Fanboys started complaining when "The Force Awakens" first put Rey front and center, after fooling them into thinking Finn would be the star. Then "Rogue One" dared to put a woman in the lead, and now "The Last Jedi" is just overflowing with women in charge and making the right decisions.
It's not just women who are fully represented in the new "Star Wars" films, but people of all ethnicities and differing body sizes as well. In Rey, Finn, Poe, and Rose, there are four different ethnicities in four different characters, equally dispersed between male and female. That's a huge progression from when Leia had to represent all women, and Lando represented all people of color.
Johnson wasn't the first to employ this modern notion of killing off main characters unexpectedly, as J.J. Abrams snuffed Han Solo in "The Force Awakens." That death, however, was largely expected by fans. No one expected the fall of Luke Skywalker in the second part of this trilogy, and certainly not Supreme Leader Snoke. Perhaps Johnson was just trying to remind them of the "Wars" in the title. People die.
Snoke's story was barely begun, and remained almost completely untold after his demise. But we've played the mystery identity before with Darth Vader, and the mystery parents before with Luke and Leia.
Johnson decided it was time to do something different, tell unique stories instead of familiar retreads. And so he forced the issue, leaving "Episode IX" almost completely wide open for J.J. Abrams and future creators to do just that.
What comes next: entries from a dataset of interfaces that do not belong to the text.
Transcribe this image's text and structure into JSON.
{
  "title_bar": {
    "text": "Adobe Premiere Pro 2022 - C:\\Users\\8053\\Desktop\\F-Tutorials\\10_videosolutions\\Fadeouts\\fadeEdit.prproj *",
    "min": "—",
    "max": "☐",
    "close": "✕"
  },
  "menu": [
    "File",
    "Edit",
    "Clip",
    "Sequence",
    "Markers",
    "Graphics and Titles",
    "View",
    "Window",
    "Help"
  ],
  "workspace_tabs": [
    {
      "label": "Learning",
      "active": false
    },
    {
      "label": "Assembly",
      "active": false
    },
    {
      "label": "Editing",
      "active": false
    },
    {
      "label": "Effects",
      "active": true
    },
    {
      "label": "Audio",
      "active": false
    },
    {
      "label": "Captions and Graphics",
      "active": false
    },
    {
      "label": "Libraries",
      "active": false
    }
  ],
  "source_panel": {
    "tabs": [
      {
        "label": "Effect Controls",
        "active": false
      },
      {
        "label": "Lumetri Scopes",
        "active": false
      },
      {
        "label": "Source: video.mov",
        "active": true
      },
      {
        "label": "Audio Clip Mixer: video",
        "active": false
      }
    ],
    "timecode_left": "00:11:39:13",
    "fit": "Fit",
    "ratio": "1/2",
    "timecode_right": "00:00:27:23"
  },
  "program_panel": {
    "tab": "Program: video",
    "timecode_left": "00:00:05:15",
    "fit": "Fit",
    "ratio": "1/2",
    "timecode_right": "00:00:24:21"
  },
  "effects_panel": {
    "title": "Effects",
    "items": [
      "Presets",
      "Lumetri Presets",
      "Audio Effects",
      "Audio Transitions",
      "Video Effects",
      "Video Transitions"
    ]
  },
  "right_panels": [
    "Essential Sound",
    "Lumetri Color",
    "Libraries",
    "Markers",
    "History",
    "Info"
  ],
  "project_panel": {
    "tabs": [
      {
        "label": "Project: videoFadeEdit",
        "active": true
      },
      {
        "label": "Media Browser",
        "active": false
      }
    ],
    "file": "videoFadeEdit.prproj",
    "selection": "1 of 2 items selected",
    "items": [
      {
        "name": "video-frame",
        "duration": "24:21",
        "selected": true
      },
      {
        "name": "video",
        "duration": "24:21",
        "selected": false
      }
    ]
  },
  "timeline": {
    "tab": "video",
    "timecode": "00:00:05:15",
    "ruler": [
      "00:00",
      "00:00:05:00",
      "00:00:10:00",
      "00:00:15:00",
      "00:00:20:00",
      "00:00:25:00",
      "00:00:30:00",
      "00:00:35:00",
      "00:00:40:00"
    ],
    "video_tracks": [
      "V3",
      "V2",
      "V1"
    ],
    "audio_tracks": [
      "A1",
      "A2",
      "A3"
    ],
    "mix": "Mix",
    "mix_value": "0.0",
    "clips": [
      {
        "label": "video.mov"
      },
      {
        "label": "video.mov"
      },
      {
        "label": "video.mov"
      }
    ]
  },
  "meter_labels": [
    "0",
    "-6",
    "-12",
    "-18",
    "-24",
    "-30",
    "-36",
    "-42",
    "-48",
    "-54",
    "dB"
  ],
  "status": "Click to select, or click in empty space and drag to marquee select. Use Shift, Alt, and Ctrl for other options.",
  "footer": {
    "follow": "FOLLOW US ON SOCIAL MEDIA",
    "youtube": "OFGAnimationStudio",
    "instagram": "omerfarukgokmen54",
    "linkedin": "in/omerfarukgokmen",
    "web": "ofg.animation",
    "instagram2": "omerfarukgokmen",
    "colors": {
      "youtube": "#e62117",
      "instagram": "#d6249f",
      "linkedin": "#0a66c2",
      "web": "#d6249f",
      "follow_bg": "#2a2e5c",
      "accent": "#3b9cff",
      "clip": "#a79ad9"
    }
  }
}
"It would have stopped any of these scenes dead cold if [Snoke] had stopped and given a 30-second speech about how he's Darth Plagueis,” director Rian Johnson told Entertainment Weekly, referencing a character from the novels who was a major fan theory for Snoke's identity. "It doesn't matter to Rey. If he had done that, Rey would have blinked and said, 'Who?' And the scene would have gone on."
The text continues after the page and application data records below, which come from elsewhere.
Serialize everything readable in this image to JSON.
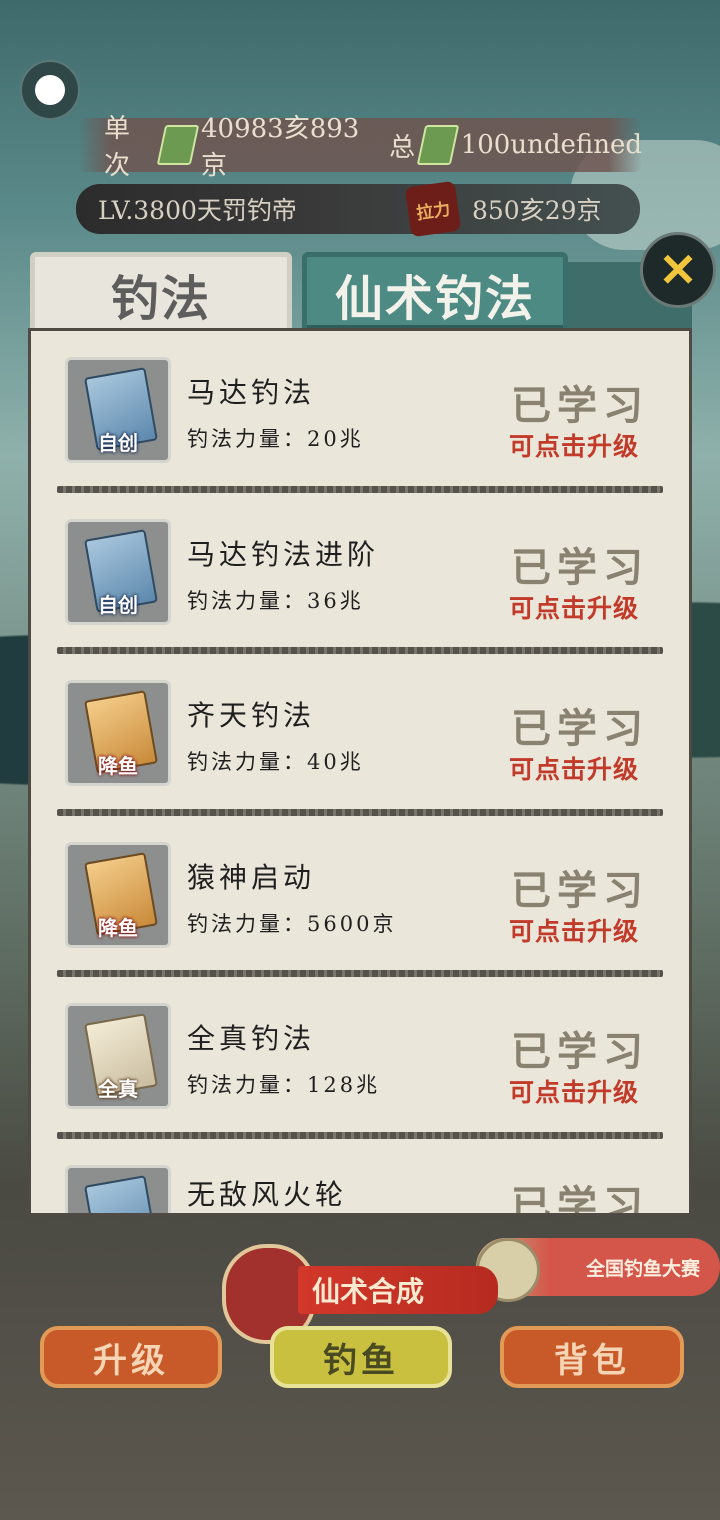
{
  "header": {
    "single_label": "单次",
    "single_value": "40983亥893京",
    "total_label": "总",
    "total_value": "100undefined",
    "level_text": "LV.3800天罚钓帝",
    "pull_badge": "拉力",
    "pull_value": "850亥29京"
  },
  "tabs": [
    {
      "label": "钓法",
      "active": false
    },
    {
      "label": "仙术钓法",
      "active": true
    }
  ],
  "close_symbol": "✕",
  "techniques": [
    {
      "name": "马达钓法",
      "power": "钓法力量：20兆",
      "icon": "blue-book-icon",
      "tag": "自创",
      "status": "已学习",
      "action": "可点击升级"
    },
    {
      "name": "马达钓法进阶",
      "power": "钓法力量：36兆",
      "icon": "blue-book-icon",
      "tag": "自创",
      "status": "已学习",
      "action": "可点击升级"
    },
    {
      "name": "齐天钓法",
      "power": "钓法力量：40兆",
      "icon": "orange-book-icon",
      "tag": "降鱼",
      "status": "已学习",
      "action": "可点击升级"
    },
    {
      "name": "猿神启动",
      "power": "钓法力量：5600京",
      "icon": "orange-book-icon",
      "tag": "降鱼",
      "status": "已学习",
      "action": "可点击升级"
    },
    {
      "name": "全真钓法",
      "power": "钓法力量：128兆",
      "icon": "scroll-icon",
      "tag": "全真",
      "status": "已学习",
      "action": "可点击升级"
    },
    {
      "name": "无敌风火轮",
      "icon": "blue-book-icon",
      "status": "已学习"
    }
  ],
  "bottom": {
    "compose_label": "仙术合成",
    "contest_label": "全国钓鱼大赛",
    "buttons": [
      "升级",
      "钓鱼",
      "背包"
    ]
  },
  "colors": {
    "accent_red": "#c23a2a",
    "tab_active": "#4d8a84",
    "panel": "#eae6da"
  }
}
The point is that theories about backstories and lineage and legacies may be fun for fans on forums, but they don't necessarily translate well into a film. And with books and comics already expanding this universe, Snoke's story may yet get told, it just might not happen on the scree..
More importantly, "Star Wars" is written for the fans, but it shouldn't be written by the fans. That's what fanfic is for. You can 'ship whoever you want and make Rey's parents Yoda and Maz Kanata if you'd like. Have fun with it, but don't get mad when the creators do something else.
"The fans are so passionate, they care so deeply — sometimes they care very violently at me on Twitter," Johnson told Business Insider of the response he's seen so far. "I knew if I wrote wondering what the fans would want, as tempting as that is, it wouldn't work, because people would still be shouting at me, "F-ck you, you ruined 'Star Wars.'"
It's a kind way of saying that Johnson isn't here to give you what you want. Art is the singular vision of its creator (or creators), and it shouldn't pander to audience expectations. Whereas "Abrams" crafted a loving tribute to "A New Hope," Johnson took the "Star Wars" playbook and threw it out the window.
"Star Wars" fans have enjoyed certain expectations that have been met time and again in their films. Johnson burying the line "I've got a bad feeling about this" in BB-8's bleeps and blurps was indicative that he was not looking to follow the formula and meet those expectations.
Snoke died. Luke died. Rey is no one. Rose and Finn went on a mission that was ultimately pointless. Poe staged a mutiny that was ultimately pointless. All three essentially wasted their time while Leia and Holdo have it all figured out. This isn't the "Star Wars" you know. You can't predict what's going to happen or who's going to matter or how it's all going to connect, if it bothers to at all.
Isn't that what we want in our storytelling? Feel free to disagree in the comment section below, obviously.